If Trump Fires DOJ's Robert Mueller It Would Trigger a Crisis, say Legal Experts

President Donald Trump is weighing firing special counsel and former FBI Director Robert Mueller, who is pursuing the FBI’s Russia investigation. Larry Downing/Reuters

A personal friend of U.S. President Donald Trump's said Monday that the president is considering whether to get rid of special counsel Robert S. Mueller III, the former FBI director who has been assigned by the Department of Justice to pursue and oversee the Russia investigation.

Legal experts say this would be incredibly difficult, and if Trump succeeded it could trigger a crisis in American institutions.

"I think he's considering perhaps terminating the special counsel," said Christopher Ruddy, the CEO of Newsmax Media—and a member of Trump's private Mar-a-Lago Club in Florida—during an interview on PBS NewsHour.

Ruddy said he spoke with Trump last week, and he thought the president was "weighing" the option of firing Mueller judging by what the president's lawyers have been saying.

On Sunday June 11, Trump's attorney Jay Sekulow would not answer direct questions about whether Trump would fire Mueller when Sekulow appeared on the ABC News program This Week.

Trump supporters like former Congressman Newt Gingrich have said it's time to "rethink" Mueller's appointment. Right-wing commentator Ann Coulter has come out and said that Trump "should fire Mueller."

Related: Mueller mulls interviewing Trump in obstruction probe

On May 17, Mueller—who led the FBI until 2013—was appointed by the Justice Department to head the investigation into Russian interference in the 2016 American election. Mueller's assignment was prompted by memos from fired FBI Director James Comey that said Trump had urged him to drop an investigation of his former national security adviser Michael Flynn in connection with the case. Mueller is said to be looking at whether in his request Trump obstructed justice.

On PBS Monday Ruddy said he personally thinks "it would be a very significant mistake" to fire Mueller, "even though I don't think there's a justification" for a special counsel.

Legal experts agree it would be a mistake and have laid out why it could throw the nation into crisis if it succeeded.

"This seems like such a bad idea—for the nation, and for the president—that I have a hard time believing it is a live possibility," wrote Harvard Law professor Jack Goldsmith, a former assistant attorney general and special counsel to the Department of Defense, in a blog post Monday.

Firstly, Goldsmith wrote, Mueller has been appointed by the Department of Justice and Trump would need to pressure U.S. Deputy Attorney General Rod Rosenstein to pull the trigger.

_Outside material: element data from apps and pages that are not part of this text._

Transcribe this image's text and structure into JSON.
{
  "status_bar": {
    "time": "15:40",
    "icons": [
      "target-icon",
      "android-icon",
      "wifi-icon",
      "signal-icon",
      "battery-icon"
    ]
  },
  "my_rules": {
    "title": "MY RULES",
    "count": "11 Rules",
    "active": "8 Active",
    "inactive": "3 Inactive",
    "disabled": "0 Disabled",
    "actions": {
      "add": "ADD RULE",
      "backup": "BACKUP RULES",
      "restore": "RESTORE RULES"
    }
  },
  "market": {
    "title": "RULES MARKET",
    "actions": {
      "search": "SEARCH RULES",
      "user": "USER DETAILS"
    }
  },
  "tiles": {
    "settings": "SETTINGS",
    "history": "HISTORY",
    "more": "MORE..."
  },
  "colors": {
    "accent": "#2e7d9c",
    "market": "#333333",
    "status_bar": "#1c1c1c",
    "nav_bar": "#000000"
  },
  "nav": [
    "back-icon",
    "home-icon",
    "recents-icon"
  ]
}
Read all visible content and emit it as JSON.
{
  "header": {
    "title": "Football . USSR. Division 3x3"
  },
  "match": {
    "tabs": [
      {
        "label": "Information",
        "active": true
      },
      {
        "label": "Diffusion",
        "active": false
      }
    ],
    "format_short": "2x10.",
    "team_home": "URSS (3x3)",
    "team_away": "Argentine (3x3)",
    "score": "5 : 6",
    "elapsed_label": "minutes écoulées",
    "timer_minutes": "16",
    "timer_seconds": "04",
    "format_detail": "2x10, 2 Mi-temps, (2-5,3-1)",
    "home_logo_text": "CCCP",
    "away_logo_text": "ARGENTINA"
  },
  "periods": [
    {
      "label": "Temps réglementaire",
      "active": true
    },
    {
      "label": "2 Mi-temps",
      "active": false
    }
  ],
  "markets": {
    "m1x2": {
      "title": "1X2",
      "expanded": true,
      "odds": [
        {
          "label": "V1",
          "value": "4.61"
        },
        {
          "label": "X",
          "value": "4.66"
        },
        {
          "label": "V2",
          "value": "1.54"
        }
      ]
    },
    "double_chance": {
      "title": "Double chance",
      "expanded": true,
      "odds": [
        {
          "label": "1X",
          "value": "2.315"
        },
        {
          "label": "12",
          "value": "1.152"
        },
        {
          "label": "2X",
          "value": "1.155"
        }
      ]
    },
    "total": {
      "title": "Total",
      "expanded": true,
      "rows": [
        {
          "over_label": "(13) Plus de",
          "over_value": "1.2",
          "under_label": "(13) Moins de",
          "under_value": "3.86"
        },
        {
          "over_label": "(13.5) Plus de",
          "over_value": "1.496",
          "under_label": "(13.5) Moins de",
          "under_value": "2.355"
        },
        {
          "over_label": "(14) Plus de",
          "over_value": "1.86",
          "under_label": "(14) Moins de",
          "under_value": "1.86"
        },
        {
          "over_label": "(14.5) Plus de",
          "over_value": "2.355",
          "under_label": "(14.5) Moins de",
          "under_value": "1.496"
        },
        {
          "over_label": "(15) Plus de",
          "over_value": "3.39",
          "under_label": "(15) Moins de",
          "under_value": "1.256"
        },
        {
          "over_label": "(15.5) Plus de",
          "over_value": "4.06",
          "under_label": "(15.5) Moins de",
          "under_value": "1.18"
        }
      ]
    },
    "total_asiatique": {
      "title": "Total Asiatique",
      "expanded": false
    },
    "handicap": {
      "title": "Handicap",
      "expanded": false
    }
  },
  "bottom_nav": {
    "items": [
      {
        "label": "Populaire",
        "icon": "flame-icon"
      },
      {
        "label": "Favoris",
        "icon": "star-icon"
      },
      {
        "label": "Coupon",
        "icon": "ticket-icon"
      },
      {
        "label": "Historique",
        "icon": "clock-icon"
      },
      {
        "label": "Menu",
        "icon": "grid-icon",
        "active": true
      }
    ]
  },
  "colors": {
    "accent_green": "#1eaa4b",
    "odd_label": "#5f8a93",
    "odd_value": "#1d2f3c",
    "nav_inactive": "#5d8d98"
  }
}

The decision would fall to Rosenstein because Attorney General Jeff Sessions has recused himself from the investigation. Nevertheless, Rosenstein would need to provide a legal argument and "the specific reason" for the special counsel's termination, Goldsmith wrote. Mueller could contest the decision in court.

Rosenstein would also have to meet the high standard of "good cause shown," according to University of New Hampshire legal advocacy professor Seth Abramson. "The problem for Trump is not only does all D.C. (including GOP pols) respect Mueller, no one thinks there is 'good cause' to fire him," Abramson wrote on Twitter.

Trump could circumvent all this by issuing an executive order, Goldsmith writes, but "I would predict massive resignations within the DOJ and White House, among other places, if he does that."

If it comes to that, Goldsmith predicts, "Congress would rise up quickly to stop the president, and the pressure on the cabinet would be enormous as well." Goldsmith writes that if thinking Congress would rise up is naive, "then we are indeed in trouble."